What is a Slot?


A slot is a space or gap in a container that holds another object. It is also used to refer to a position in a database, or to a set of values that is sorted into a specific order. Slots are often used in databases to manage data, and they can be either permanent or temporary. A permanent slot is known as a table, while a temporary one is called a view or index.

Many people believe that there is a way to predict whether or not a slot machine will pay out. This belief is likely due to misunderstandings about how slots work. While it is true that some machines are hot and others cold, this does not mean that you can predict when a machine will win. Instead, a good strategy for playing slots is to protect your bankroll and only play with money that you can afford to lose.

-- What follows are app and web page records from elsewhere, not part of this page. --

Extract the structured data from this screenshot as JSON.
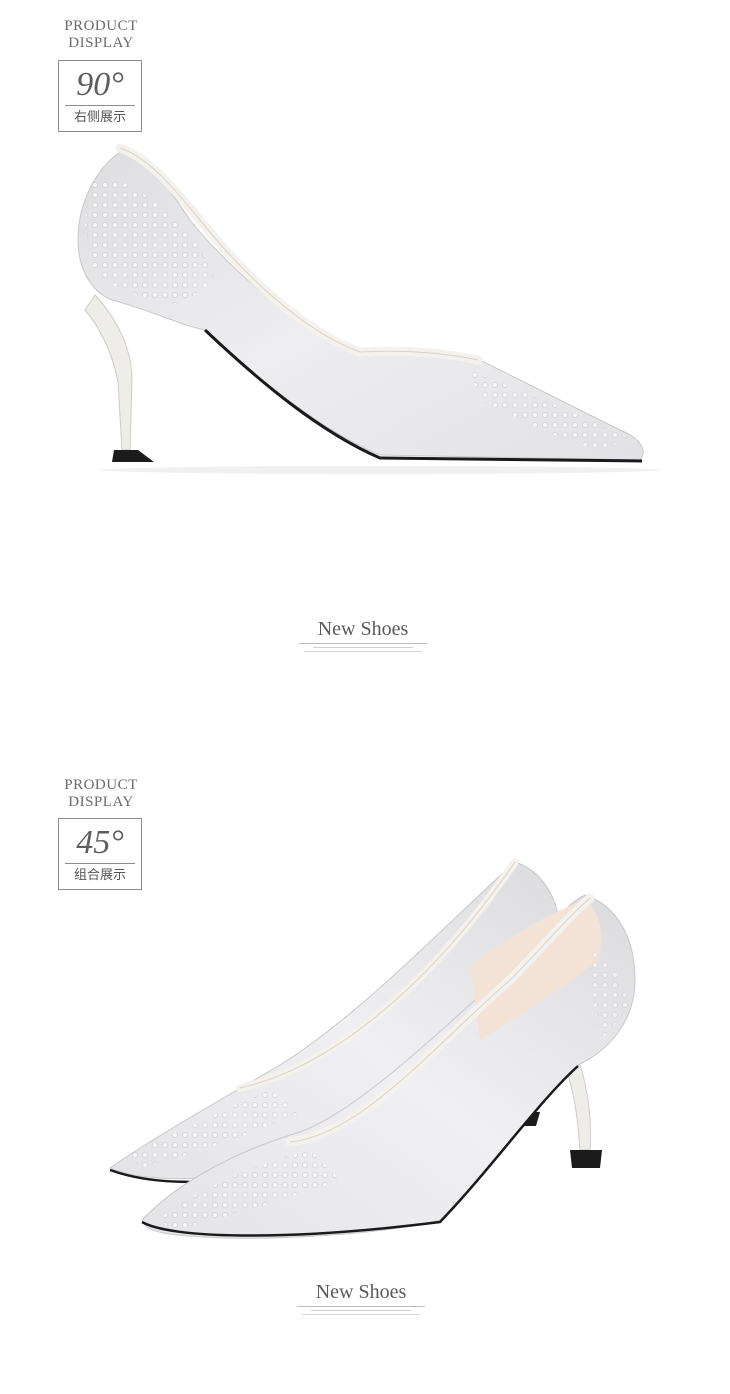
{
  "sections": [
    {
      "product_label": "PRODUCT",
      "display_label": "DISPLAY",
      "angle": "90°",
      "view_name": "右侧展示",
      "brand": "New Shoes"
    },
    {
      "product_label": "PRODUCT",
      "display_label": "DISPLAY",
      "angle": "45°",
      "view_name": "组合展示",
      "brand": "New Shoes"
    }
  ],
  "colors": {
    "shoe_body": "#e9e9eb",
    "shoe_trim": "#f3f0eb",
    "sole": "#1a1a1a",
    "label_border": "#8d8d8d"
  }
}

In the game of slots, players insert cash or, in “ticket-in, ticket-out” machines, a paper ticket with a barcode into a designated slot on the machine. The machine then activates reels that spin and stop to rearrange symbols. When a winning combination is displayed, the player receives credits based on the paytable. The paytable is typically listed on the face of the machine or, in the case of video slots, within a help menu. Typical symbols include fruit, bells, and stylized lucky sevens. Many slot games have a theme that is reflected in the symbols and bonus features.

A slot receiver is a type of wide receiver in the NFL who lines up between the safety and the cornerback, usually in the short routes, such as quick outs and slants. They are usually smaller than outside wide receivers, and they need to have superior speed to stretch the defense vertically. They also need to have excellent route running skills and be able to run precise patterns.

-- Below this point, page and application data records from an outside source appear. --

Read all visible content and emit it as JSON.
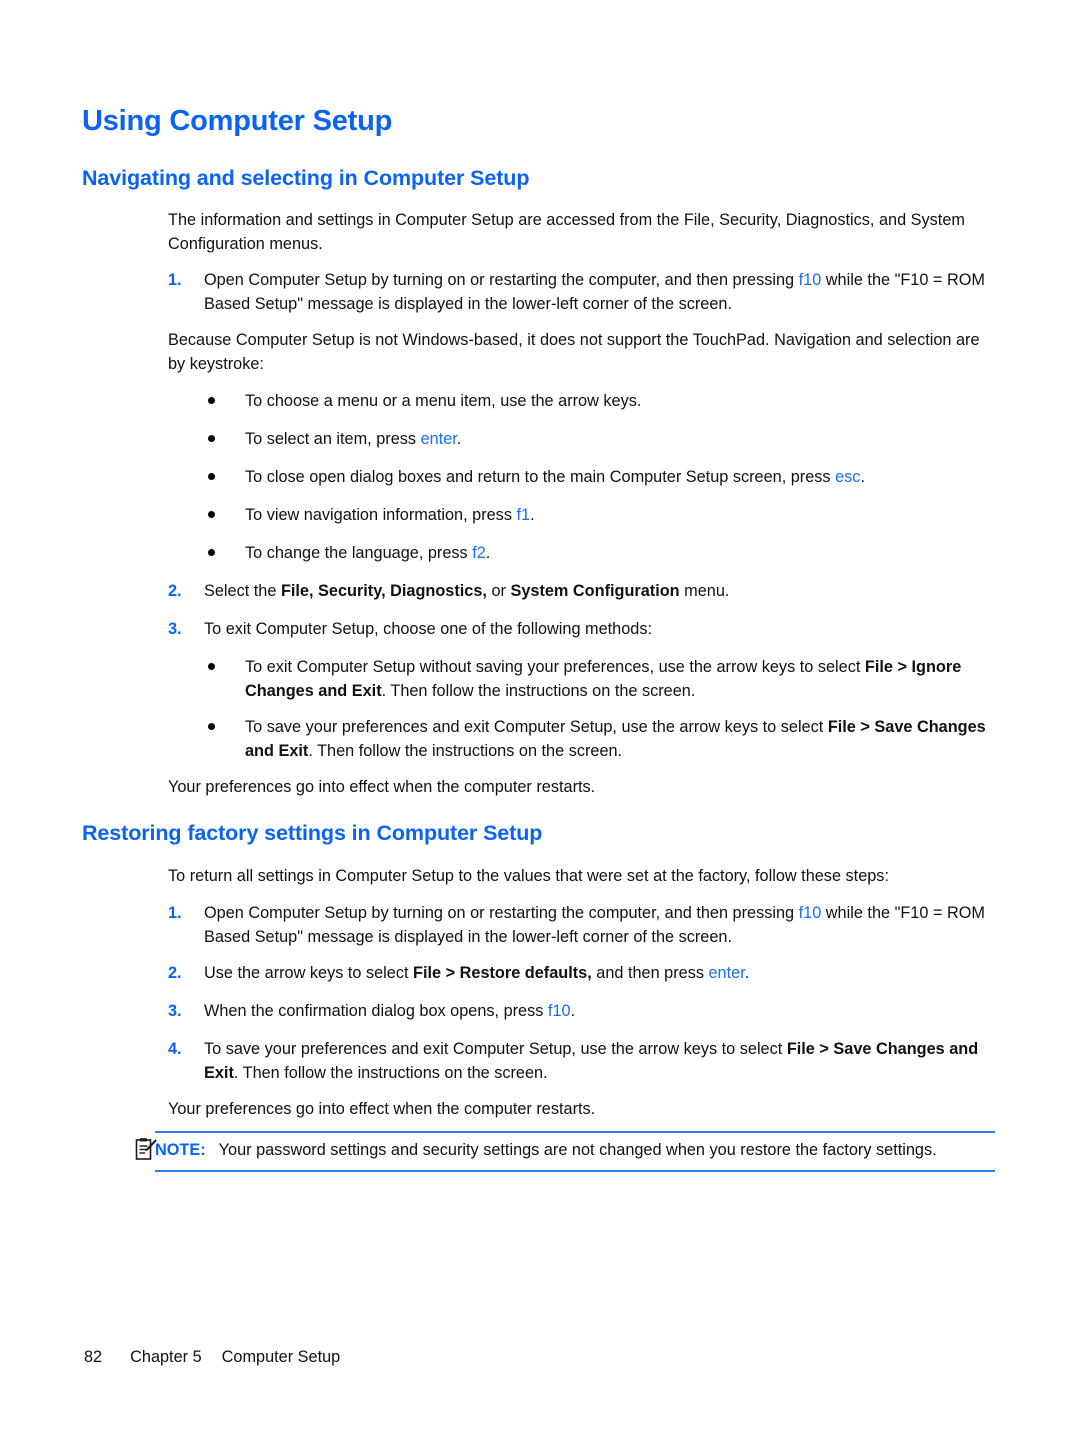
{
  "document": {
    "title": "Using Computer Setup"
  },
  "sections": {
    "navigating": {
      "heading": "Navigating and selecting in Computer Setup",
      "intro": "The information and settings in Computer Setup are accessed from the File, Security, Diagnostics, and System Configuration menus.",
      "step1": {
        "number": "1.",
        "text_a": "Open Computer Setup by turning on or restarting the computer, and then pressing ",
        "key": "f10",
        "text_b": " while the \"F10 = ROM Based Setup\" message is displayed in the lower-left corner of the screen."
      },
      "keystroke_intro": "Because Computer Setup is not Windows-based, it does not support the TouchPad. Navigation and selection are by keystroke:",
      "bullets": [
        {
          "text_a": "To choose a menu or a menu item, use the arrow keys.",
          "key": "",
          "text_b": ""
        },
        {
          "text_a": "To select an item, press ",
          "key": "enter",
          "text_b": "."
        },
        {
          "text_a": "To close open dialog boxes and return to the main Computer Setup screen, press ",
          "key": "esc",
          "text_b": "."
        },
        {
          "text_a": "To view navigation information, press ",
          "key": "f1",
          "text_b": "."
        },
        {
          "text_a": "To change the language, press ",
          "key": "f2",
          "text_b": "."
        }
      ],
      "step2": {
        "number": "2.",
        "text_a": "Select the ",
        "bold_a": "File, Security, Diagnostics,",
        "text_b": " or ",
        "bold_b": "System Configuration",
        "text_c": " menu."
      },
      "step3": {
        "number": "3.",
        "text": "To exit Computer Setup, choose one of the following methods:"
      },
      "exit_bullets": [
        {
          "text_a": "To exit Computer Setup without saving your preferences, use the arrow keys to select ",
          "bold": "File > Ignore Changes and Exit",
          "text_b": ". Then follow the instructions on the screen."
        },
        {
          "text_a": "To save your preferences and exit Computer Setup, use the arrow keys to select ",
          "bold": "File > Save Changes and Exit",
          "text_b": ". Then follow the instructions on the screen."
        }
      ],
      "closing": "Your preferences go into effect when the computer restarts."
    },
    "restoring": {
      "heading": "Restoring factory settings in Computer Setup",
      "intro": "To return all settings in Computer Setup to the values that were set at the factory, follow these steps:",
      "step1": {
        "number": "1.",
        "text_a": "Open Computer Setup by turning on or restarting the computer, and then pressing ",
        "key": "f10",
        "text_b": " while the \"F10 = ROM Based Setup\" message is displayed in the lower-left corner of the screen."
      },
      "step2": {
        "number": "2.",
        "text_a": "Use the arrow keys to select ",
        "bold": "File > Restore defaults,",
        "text_b": " and then press ",
        "key": "enter",
        "text_c": "."
      },
      "step3": {
        "number": "3.",
        "text_a": "When the confirmation dialog box opens, press ",
        "key": "f10",
        "text_b": "."
      },
      "step4": {
        "number": "4.",
        "text_a": "To save your preferences and exit Computer Setup, use the arrow keys to select ",
        "bold": "File > Save Changes and Exit",
        "text_b": ". Then follow the instructions on the screen."
      },
      "closing": "Your preferences go into effect when the computer restarts."
    }
  },
  "note": {
    "icon": "note-pencil-icon",
    "label": "NOTE:",
    "text": "Your password settings and security settings are not changed when you restore the factory settings."
  },
  "footer": {
    "page_number": "82",
    "chapter": "Chapter 5",
    "chapter_title": "Computer Setup"
  },
  "colors": {
    "heading_blue": "#0a63f5",
    "key_blue": "#1a6ef0",
    "note_rule": "#2f7cf6",
    "body_text": "#111111"
  }
}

As more and more people begin to play slots, casinos are putting more resources into improving the experience. While some of this work is being done in the form of new technology, much of it is aimed at improving the gaming experience and making it safer for players to play. Some of these changes are visible on the casino floor, such as new displays that provide information about a machine’s history or payouts.

There are a few tricks to picking the best slots. First, you should always look at the pay tables before you play. These will tell you how much a machine pays out on average, how frequently it pays out, and which symbols are most likely to appear. In addition, you should also check the volatility of a slot machine. High-volatility slots tend to pay out big wins but less frequently than low-volatility slots.

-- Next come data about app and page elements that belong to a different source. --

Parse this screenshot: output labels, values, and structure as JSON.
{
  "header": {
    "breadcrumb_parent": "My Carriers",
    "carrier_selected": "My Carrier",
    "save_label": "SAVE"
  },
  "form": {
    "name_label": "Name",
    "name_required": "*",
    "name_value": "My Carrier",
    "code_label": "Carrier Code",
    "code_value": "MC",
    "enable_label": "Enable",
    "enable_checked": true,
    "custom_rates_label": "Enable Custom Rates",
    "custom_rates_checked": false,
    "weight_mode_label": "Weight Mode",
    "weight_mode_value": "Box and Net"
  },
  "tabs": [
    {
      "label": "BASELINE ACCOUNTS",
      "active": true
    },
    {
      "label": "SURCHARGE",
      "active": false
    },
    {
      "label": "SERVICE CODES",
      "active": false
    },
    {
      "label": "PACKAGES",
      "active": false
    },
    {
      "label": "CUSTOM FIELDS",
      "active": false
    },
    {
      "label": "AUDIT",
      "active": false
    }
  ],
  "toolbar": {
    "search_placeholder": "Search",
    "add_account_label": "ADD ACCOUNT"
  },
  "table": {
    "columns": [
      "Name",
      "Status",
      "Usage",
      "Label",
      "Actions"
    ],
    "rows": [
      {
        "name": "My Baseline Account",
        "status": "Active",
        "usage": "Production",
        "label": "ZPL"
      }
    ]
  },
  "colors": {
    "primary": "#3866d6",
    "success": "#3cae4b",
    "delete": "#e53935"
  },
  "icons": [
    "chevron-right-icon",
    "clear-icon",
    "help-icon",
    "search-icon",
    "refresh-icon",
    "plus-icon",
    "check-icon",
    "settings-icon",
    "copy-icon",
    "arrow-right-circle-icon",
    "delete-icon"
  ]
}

It is also a good idea to pick machines that you enjoy playing. This will increase your chances of success and make the experience more enjoyable for you. If you like complicated machines with multiple paylines or ones that have lots of bonus features, be sure to choose those types of slots.